— YOUR GOAL —
Which lines below hold the word "JSON"? Copy all of them.
*** DATASET ENTRIES ***
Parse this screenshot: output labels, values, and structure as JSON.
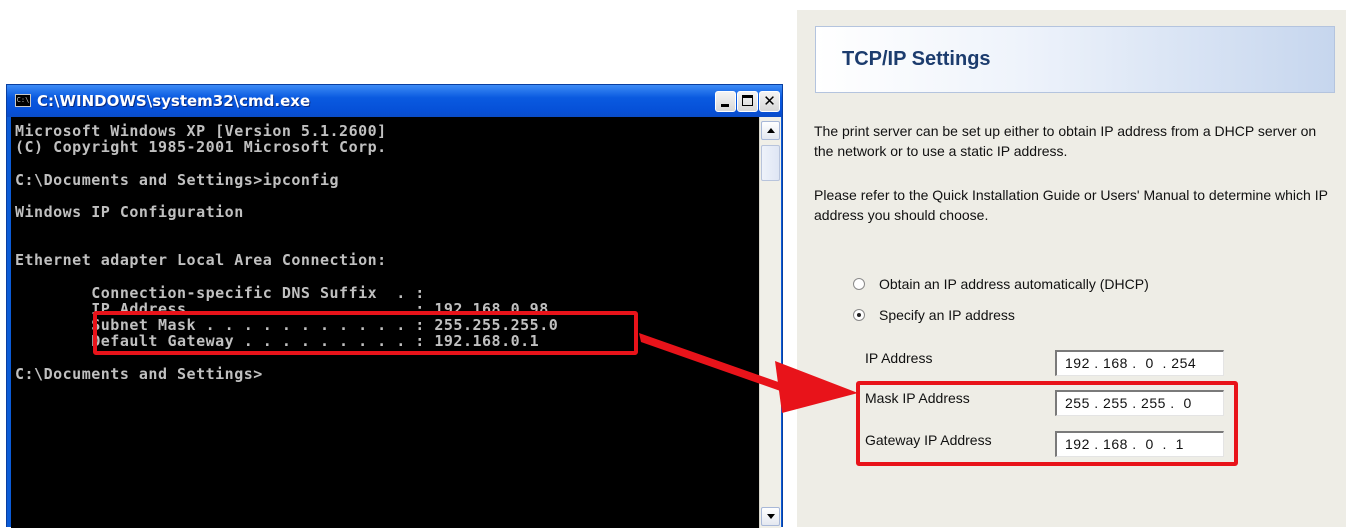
{
  "cmd": {
    "icon_text": "C:\\",
    "title": "C:\\WINDOWS\\system32\\cmd.exe",
    "lines": [
      "Microsoft Windows XP [Version 5.1.2600]",
      "(C) Copyright 1985-2001 Microsoft Corp.",
      "C:\\Documents and Settings>ipconfig",
      "Windows IP Configuration",
      "Ethernet adapter Local Area Connection:",
      "        Connection-specific DNS Suffix  . :",
      "        IP Address. . . . . . . . . . . . : 192.168.0.98",
      "        Subnet Mask . . . . . . . . . . . : 255.255.255.0",
      "        Default Gateway . . . . . . . . . : 192.168.0.1",
      "C:\\Documents and Settings>"
    ]
  },
  "tcp": {
    "title": "TCP/IP Settings",
    "para1": "The print server can be set up either to obtain IP address from a DHCP server on the network or to use a static IP address.",
    "para2": "Please refer to the Quick Installation Guide or Users' Manual to determine which IP address you should choose.",
    "radio_dhcp": "Obtain an IP address automatically (DHCP)",
    "radio_static": "Specify an IP address",
    "ip_label": "IP Address",
    "ip_value": "192 . 168 .  0  . 254",
    "mask_label": "Mask IP Address",
    "mask_value": "255 . 255 . 255 .  0",
    "gateway_label": "Gateway IP Address",
    "gateway_value": "192 . 168 .  0  .  1"
  },
  "colors": {
    "highlight": "#e8131a",
    "titlebar": "#0a5ae0",
    "console_bg": "#000000",
    "console_text": "#c0c0c0",
    "panel_bg": "#eeede6",
    "header_text": "#1c3c6e"
  }
}
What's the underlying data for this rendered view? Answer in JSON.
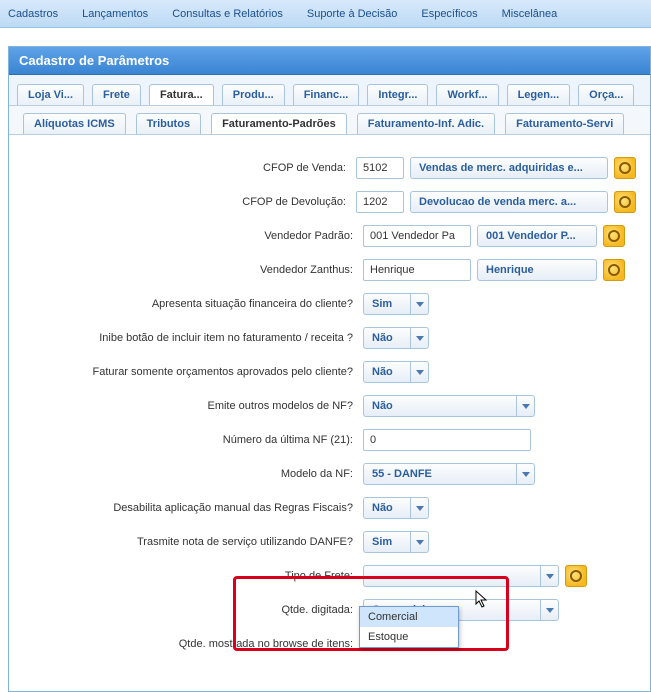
{
  "menubar": {
    "items": [
      "Cadastros",
      "Lançamentos",
      "Consultas e Relatórios",
      "Suporte à  Decisão",
      "Específicos",
      "Miscelânea"
    ]
  },
  "panel": {
    "title": "Cadastro de Parâmetros"
  },
  "tabs": {
    "main": [
      "Loja Vi...",
      "Frete",
      "Fatura...",
      "Produ...",
      "Financ...",
      "Integr...",
      "Workf...",
      "Legen...",
      "Orça..."
    ],
    "main_active_index": 2,
    "sub": [
      "Alíquotas ICMS",
      "Tributos",
      "Faturamento-Padrões",
      "Faturamento-Inf. Adic.",
      "Faturamento-Servi"
    ],
    "sub_active_index": 2
  },
  "form": {
    "cfop_venda": {
      "label": "CFOP de Venda:",
      "value": "5102",
      "desc": "Vendas de merc. adquiridas e..."
    },
    "cfop_devolucao": {
      "label": "CFOP de Devolução:",
      "value": "1202",
      "desc": "Devolucao de venda  merc. a..."
    },
    "vendedor_padrao": {
      "label": "Vendedor Padrão:",
      "value": "001 Vendedor Pa",
      "desc": "001 Vendedor P..."
    },
    "vendedor_zanthus": {
      "label": "Vendedor Zanthus:",
      "value": "Henrique",
      "desc": "Henrique"
    },
    "apresenta_fin": {
      "label": "Apresenta situação financeira do cliente?",
      "value": "Sim"
    },
    "inibe_incluir": {
      "label": "Inibe botão de incluir item no faturamento / receita ?",
      "value": "Não"
    },
    "faturar_orc": {
      "label": "Faturar somente orçamentos aprovados pelo cliente?",
      "value": "Não"
    },
    "emite_outros": {
      "label": "Emite outros modelos de NF?",
      "value": "Não"
    },
    "num_ultima_nf": {
      "label": "Número da última NF (21):",
      "value": "0"
    },
    "modelo_nf": {
      "label": "Modelo da NF:",
      "value": "55 - DANFE"
    },
    "desab_regras": {
      "label": "Desabilita aplicação manual das Regras Fiscais?",
      "value": "Não"
    },
    "transmite_danfe": {
      "label": "Trasmite nota de serviço utilizando DANFE?",
      "value": "Sim"
    },
    "tipo_frete": {
      "label": "Tipo de Frete:",
      "value": ""
    },
    "qtde_digitada": {
      "label": "Qtde. digitada:",
      "value": "Comercial",
      "options": [
        "Comercial",
        "Estoque"
      ],
      "selected_option_index": 0
    },
    "qtde_browse": {
      "label": "Qtde. mostrada no browse de itens:"
    }
  }
}
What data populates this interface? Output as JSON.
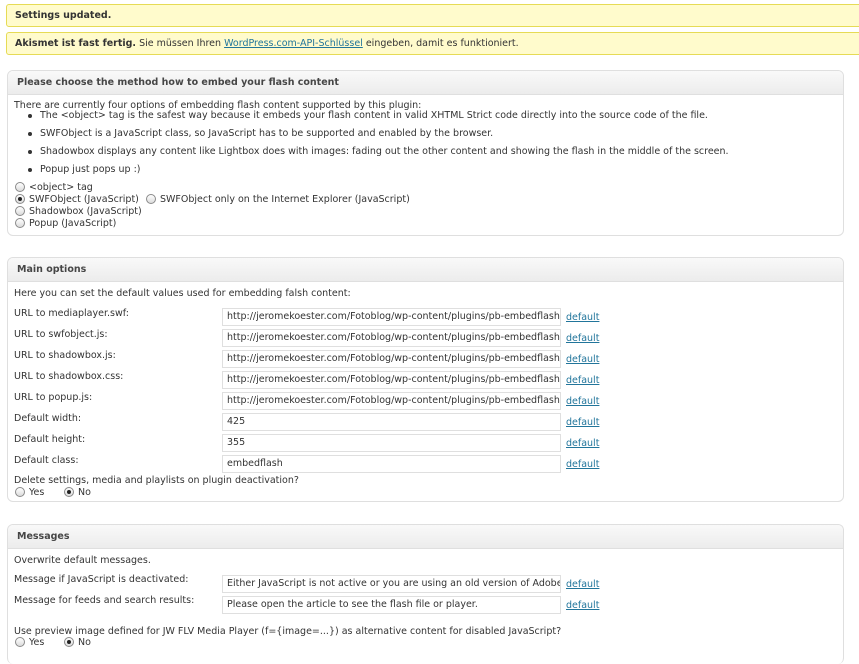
{
  "notices": {
    "updated": "Settings updated.",
    "akismet_bold": "Akismet ist fast fertig.",
    "akismet_text_before": " Sie müssen Ihren ",
    "akismet_link": "WordPress.com-API-Schlüssel",
    "akismet_text_after": " eingeben, damit es funktioniert."
  },
  "embed": {
    "title": "Please choose the method how to embed your flash content",
    "intro": "There are currently four options of embedding flash content supported by this plugin:",
    "bullets": [
      "The <object> tag is the safest way because it embeds your flash content in valid XHTML Strict code directly into the source code of the file.",
      "SWFObject is a JavaScript class, so JavaScript has to be supported and enabled by the browser.",
      "Shadowbox displays any content like Lightbox does with images: fading out the other content and showing the flash in the middle of the screen.",
      "Popup just pops up :)"
    ],
    "radios": [
      {
        "label": "<object> tag",
        "checked": false
      },
      {
        "label": "SWFObject (JavaScript)",
        "checked": true
      },
      {
        "label": "Shadowbox (JavaScript)",
        "checked": false
      },
      {
        "label": "Popup (JavaScript)",
        "checked": false
      }
    ],
    "ie_only_label": "SWFObject only on the Internet Explorer (JavaScript)",
    "ie_only_checked": false
  },
  "main": {
    "title": "Main options",
    "intro": "Here you can set the default values used for embedding falsh content:",
    "fields": [
      {
        "label": "URL to mediaplayer.swf:",
        "value": "http://jeromekoester.com/Fotoblog/wp-content/plugins/pb-embedflash/"
      },
      {
        "label": "URL to swfobject.js:",
        "value": "http://jeromekoester.com/Fotoblog/wp-content/plugins/pb-embedflash/"
      },
      {
        "label": "URL to shadowbox.js:",
        "value": "http://jeromekoester.com/Fotoblog/wp-content/plugins/pb-embedflash/"
      },
      {
        "label": "URL to shadowbox.css:",
        "value": "http://jeromekoester.com/Fotoblog/wp-content/plugins/pb-embedflash/"
      },
      {
        "label": "URL to popup.js:",
        "value": "http://jeromekoester.com/Fotoblog/wp-content/plugins/pb-embedflash/"
      },
      {
        "label": "Default width:",
        "value": "425"
      },
      {
        "label": "Default height:",
        "value": "355"
      },
      {
        "label": "Default class:",
        "value": "embedflash"
      }
    ],
    "default_link": "default",
    "delete_question": "Delete settings, media and playlists on plugin deactivation?",
    "yes": "Yes",
    "no": "No",
    "delete_value": "No"
  },
  "messages": {
    "title": "Messages",
    "intro": "Overwrite default messages.",
    "fields": [
      {
        "label": "Message if JavaScript is deactivated:",
        "value": "Either JavaScript is not active or you are using an old version of Adobe Flash Player."
      },
      {
        "label": "Message for feeds and search results:",
        "value": "Please open the article to see the flash file or player."
      }
    ],
    "preview_question": "Use preview image defined for JW FLV Media Player (f={image=...}) as alternative content for disabled JavaScript?",
    "yes": "Yes",
    "no": "No",
    "preview_value": "No"
  }
}
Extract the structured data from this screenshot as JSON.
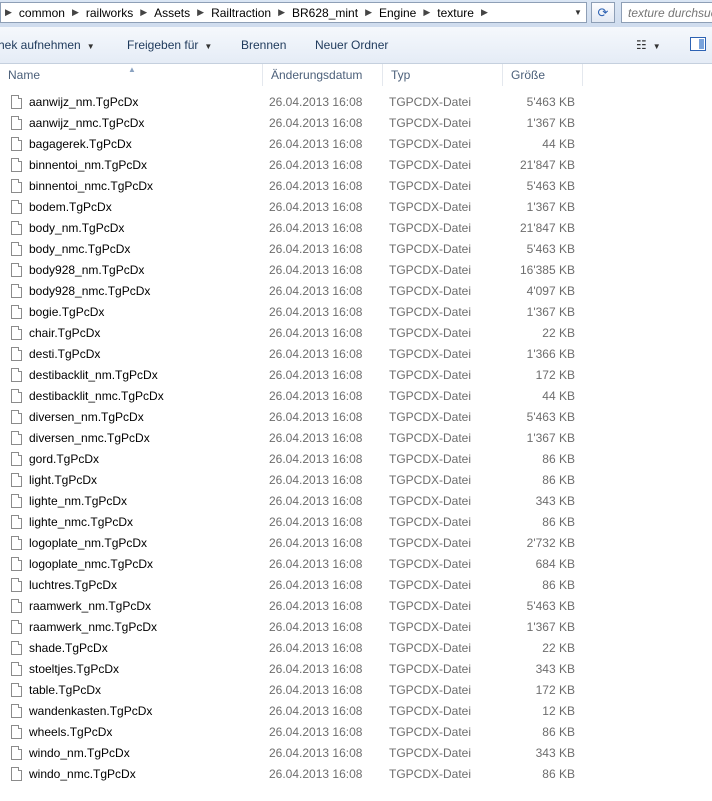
{
  "address_bar": {
    "breadcrumbs": [
      "common",
      "railworks",
      "Assets",
      "Railtraction",
      "BR628_mint",
      "Engine",
      "texture"
    ],
    "search_placeholder": "texture durchsuchen"
  },
  "toolbar": {
    "include_library": "hek aufnehmen",
    "share_with": "Freigeben für",
    "burn": "Brennen",
    "new_folder": "Neuer Ordner"
  },
  "columns": {
    "name": "Name",
    "date": "Änderungsdatum",
    "type": "Typ",
    "size": "Größe"
  },
  "files": [
    {
      "name": "aanwijz_nm.TgPcDx",
      "date": "26.04.2013 16:08",
      "type": "TGPCDX-Datei",
      "size": "5'463 KB"
    },
    {
      "name": "aanwijz_nmc.TgPcDx",
      "date": "26.04.2013 16:08",
      "type": "TGPCDX-Datei",
      "size": "1'367 KB"
    },
    {
      "name": "bagagerek.TgPcDx",
      "date": "26.04.2013 16:08",
      "type": "TGPCDX-Datei",
      "size": "44 KB"
    },
    {
      "name": "binnentoi_nm.TgPcDx",
      "date": "26.04.2013 16:08",
      "type": "TGPCDX-Datei",
      "size": "21'847 KB"
    },
    {
      "name": "binnentoi_nmc.TgPcDx",
      "date": "26.04.2013 16:08",
      "type": "TGPCDX-Datei",
      "size": "5'463 KB"
    },
    {
      "name": "bodem.TgPcDx",
      "date": "26.04.2013 16:08",
      "type": "TGPCDX-Datei",
      "size": "1'367 KB"
    },
    {
      "name": "body_nm.TgPcDx",
      "date": "26.04.2013 16:08",
      "type": "TGPCDX-Datei",
      "size": "21'847 KB"
    },
    {
      "name": "body_nmc.TgPcDx",
      "date": "26.04.2013 16:08",
      "type": "TGPCDX-Datei",
      "size": "5'463 KB"
    },
    {
      "name": "body928_nm.TgPcDx",
      "date": "26.04.2013 16:08",
      "type": "TGPCDX-Datei",
      "size": "16'385 KB"
    },
    {
      "name": "body928_nmc.TgPcDx",
      "date": "26.04.2013 16:08",
      "type": "TGPCDX-Datei",
      "size": "4'097 KB"
    },
    {
      "name": "bogie.TgPcDx",
      "date": "26.04.2013 16:08",
      "type": "TGPCDX-Datei",
      "size": "1'367 KB"
    },
    {
      "name": "chair.TgPcDx",
      "date": "26.04.2013 16:08",
      "type": "TGPCDX-Datei",
      "size": "22 KB"
    },
    {
      "name": "desti.TgPcDx",
      "date": "26.04.2013 16:08",
      "type": "TGPCDX-Datei",
      "size": "1'366 KB"
    },
    {
      "name": "destibacklit_nm.TgPcDx",
      "date": "26.04.2013 16:08",
      "type": "TGPCDX-Datei",
      "size": "172 KB"
    },
    {
      "name": "destibacklit_nmc.TgPcDx",
      "date": "26.04.2013 16:08",
      "type": "TGPCDX-Datei",
      "size": "44 KB"
    },
    {
      "name": "diversen_nm.TgPcDx",
      "date": "26.04.2013 16:08",
      "type": "TGPCDX-Datei",
      "size": "5'463 KB"
    },
    {
      "name": "diversen_nmc.TgPcDx",
      "date": "26.04.2013 16:08",
      "type": "TGPCDX-Datei",
      "size": "1'367 KB"
    },
    {
      "name": "gord.TgPcDx",
      "date": "26.04.2013 16:08",
      "type": "TGPCDX-Datei",
      "size": "86 KB"
    },
    {
      "name": "light.TgPcDx",
      "date": "26.04.2013 16:08",
      "type": "TGPCDX-Datei",
      "size": "86 KB"
    },
    {
      "name": "lighte_nm.TgPcDx",
      "date": "26.04.2013 16:08",
      "type": "TGPCDX-Datei",
      "size": "343 KB"
    },
    {
      "name": "lighte_nmc.TgPcDx",
      "date": "26.04.2013 16:08",
      "type": "TGPCDX-Datei",
      "size": "86 KB"
    },
    {
      "name": "logoplate_nm.TgPcDx",
      "date": "26.04.2013 16:08",
      "type": "TGPCDX-Datei",
      "size": "2'732 KB"
    },
    {
      "name": "logoplate_nmc.TgPcDx",
      "date": "26.04.2013 16:08",
      "type": "TGPCDX-Datei",
      "size": "684 KB"
    },
    {
      "name": "luchtres.TgPcDx",
      "date": "26.04.2013 16:08",
      "type": "TGPCDX-Datei",
      "size": "86 KB"
    },
    {
      "name": "raamwerk_nm.TgPcDx",
      "date": "26.04.2013 16:08",
      "type": "TGPCDX-Datei",
      "size": "5'463 KB"
    },
    {
      "name": "raamwerk_nmc.TgPcDx",
      "date": "26.04.2013 16:08",
      "type": "TGPCDX-Datei",
      "size": "1'367 KB"
    },
    {
      "name": "shade.TgPcDx",
      "date": "26.04.2013 16:08",
      "type": "TGPCDX-Datei",
      "size": "22 KB"
    },
    {
      "name": "stoeltjes.TgPcDx",
      "date": "26.04.2013 16:08",
      "type": "TGPCDX-Datei",
      "size": "343 KB"
    },
    {
      "name": "table.TgPcDx",
      "date": "26.04.2013 16:08",
      "type": "TGPCDX-Datei",
      "size": "172 KB"
    },
    {
      "name": "wandenkasten.TgPcDx",
      "date": "26.04.2013 16:08",
      "type": "TGPCDX-Datei",
      "size": "12 KB"
    },
    {
      "name": "wheels.TgPcDx",
      "date": "26.04.2013 16:08",
      "type": "TGPCDX-Datei",
      "size": "86 KB"
    },
    {
      "name": "windo_nm.TgPcDx",
      "date": "26.04.2013 16:08",
      "type": "TGPCDX-Datei",
      "size": "343 KB"
    },
    {
      "name": "windo_nmc.TgPcDx",
      "date": "26.04.2013 16:08",
      "type": "TGPCDX-Datei",
      "size": "86 KB"
    }
  ]
}
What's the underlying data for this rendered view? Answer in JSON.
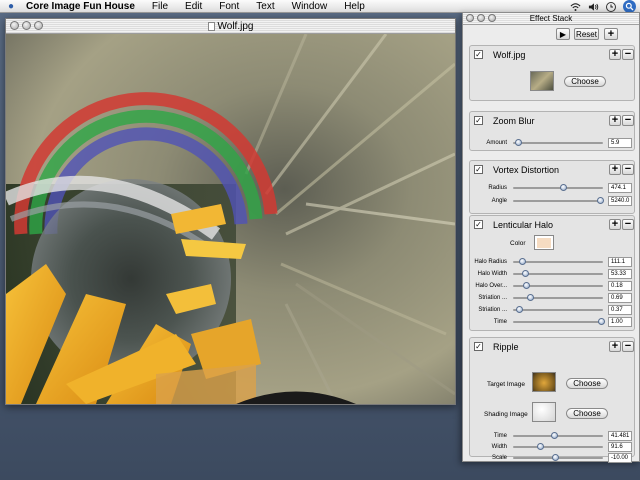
{
  "menubar": {
    "apple_icon": "apple-logo-icon",
    "app_name": "Core Image Fun House",
    "items": [
      "File",
      "Edit",
      "Font",
      "Text",
      "Window",
      "Help"
    ],
    "status_icons": [
      "wifi-icon",
      "volume-icon",
      "clock-icon",
      "spotlight-icon"
    ]
  },
  "document": {
    "title": "Wolf.jpg"
  },
  "effect_stack": {
    "title": "Effect Stack",
    "reset_label": "Reset",
    "play_glyph": "▶",
    "plus_glyph": "+",
    "minus_glyph": "−",
    "check_glyph": "✓",
    "choose_label": "Choose",
    "accent_color": "#5a6f8f",
    "effects": [
      {
        "title": "Wolf.jpg",
        "enabled": true
      },
      {
        "title": "Zoom Blur",
        "enabled": true,
        "params": [
          {
            "label": "Amount",
            "value": "5.9",
            "level": 0.06
          }
        ]
      },
      {
        "title": "Vortex Distortion",
        "enabled": true,
        "params": [
          {
            "label": "Radius",
            "value": "474.1",
            "level": 0.56
          },
          {
            "label": "Angle",
            "value": "5240.0",
            "level": 0.97
          }
        ]
      },
      {
        "title": "Lenticular Halo",
        "enabled": true,
        "color_label": "Color",
        "color_value": "#f6dcc2",
        "params": [
          {
            "label": "Halo Radius",
            "value": "111.1",
            "level": 0.1
          },
          {
            "label": "Halo Width",
            "value": "53.33",
            "level": 0.13
          },
          {
            "label": "Halo Over...",
            "value": "0.18",
            "level": 0.14
          },
          {
            "label": "Striation ...",
            "value": "0.69",
            "level": 0.19
          },
          {
            "label": "Striation ...",
            "value": "0.37",
            "level": 0.07
          },
          {
            "label": "Time",
            "value": "1.00",
            "level": 0.98
          }
        ]
      },
      {
        "title": "Ripple",
        "enabled": true,
        "target_label": "Target Image",
        "shading_label": "Shading Image",
        "params": [
          {
            "label": "Time",
            "value": "41.481",
            "level": 0.46
          },
          {
            "label": "Width",
            "value": "91.6",
            "level": 0.3
          },
          {
            "label": "Scale",
            "value": "-10.00",
            "level": 0.47
          }
        ]
      }
    ]
  }
}
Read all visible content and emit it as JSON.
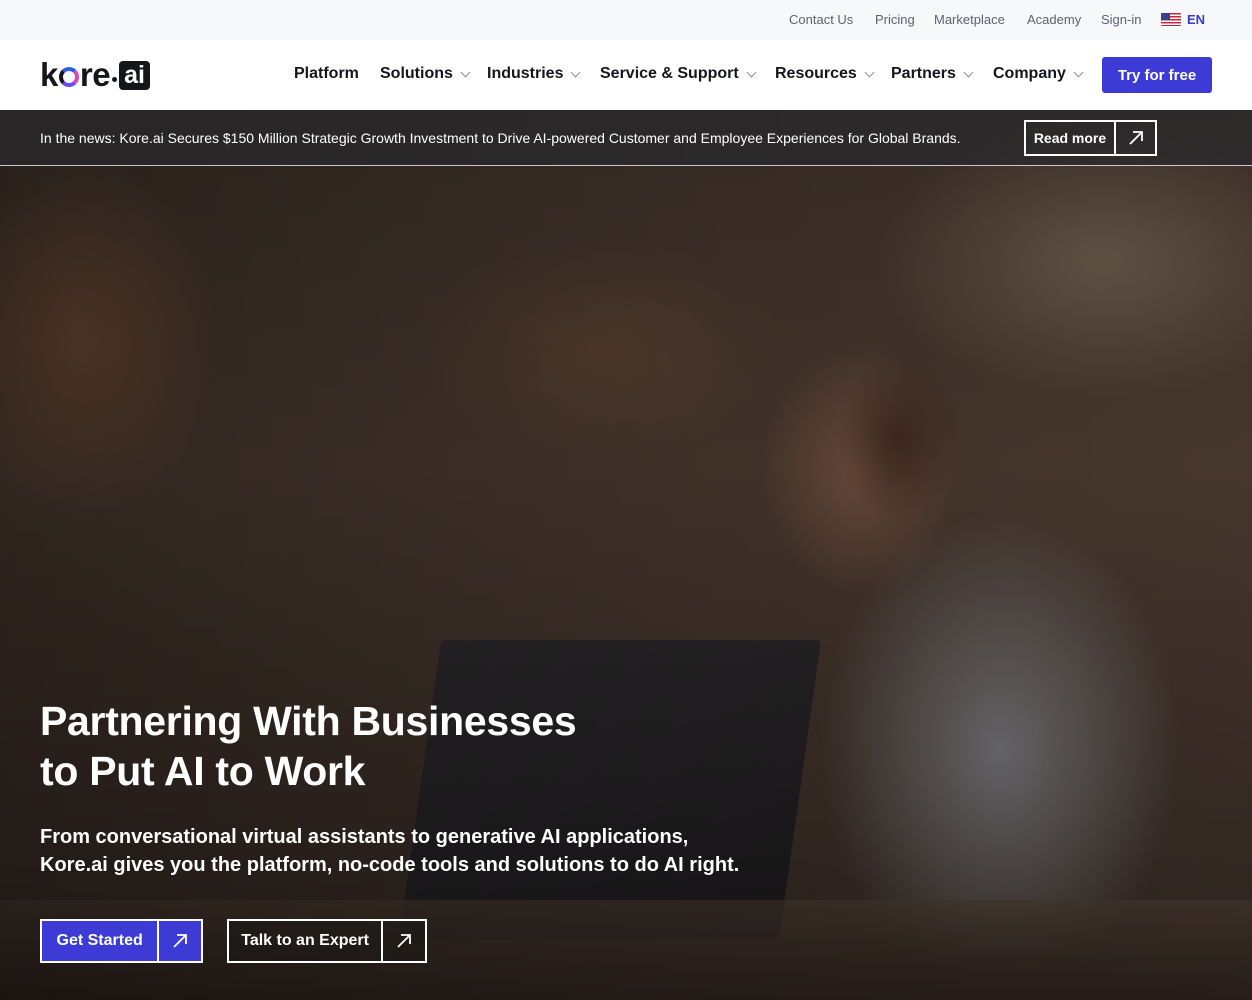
{
  "utility_nav": {
    "links": [
      "Contact Us",
      "Pricing",
      "Marketplace",
      "Academy",
      "Sign-in"
    ],
    "language": "EN"
  },
  "brand": {
    "logo_text_1": "k",
    "logo_text_2": "re",
    "logo_ai": "ai"
  },
  "main_nav": {
    "items": [
      "Platform",
      "Solutions",
      "Industries",
      "Service & Support",
      "Resources",
      "Partners",
      "Company"
    ],
    "cta": "Try for free"
  },
  "news_bar": {
    "text": "In the news: Kore.ai Secures $150 Million Strategic Growth Investment to Drive AI-powered Customer and Employee Experiences for Global Brands.",
    "button": "Read more"
  },
  "hero": {
    "title_line_1": "Partnering With Businesses",
    "title_line_2": "to Put AI to Work",
    "subtitle_line_1": "From conversational virtual assistants to generative AI applications,",
    "subtitle_line_2": "Kore.ai gives you the platform, no-code tools and solutions to do AI right.",
    "primary_cta": "Get Started",
    "secondary_cta": "Talk to an Expert"
  },
  "colors": {
    "accent": "#3c3bd6",
    "text_dark": "#15161c",
    "util_bg": "#f7f8fa"
  }
}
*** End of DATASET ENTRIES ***
— RESULT OF THIS TASK —
Parse this screenshot: output labels, values, and structure as JSON.
What's the underlying data for this rendered view? Answer in JSON.
What data populates this interface? Output as JSON.
Extract the structured data from this screenshot as JSON.
What's the underlying data for this rendered view? Answer in JSON.
Read all visible content and emit it as JSON.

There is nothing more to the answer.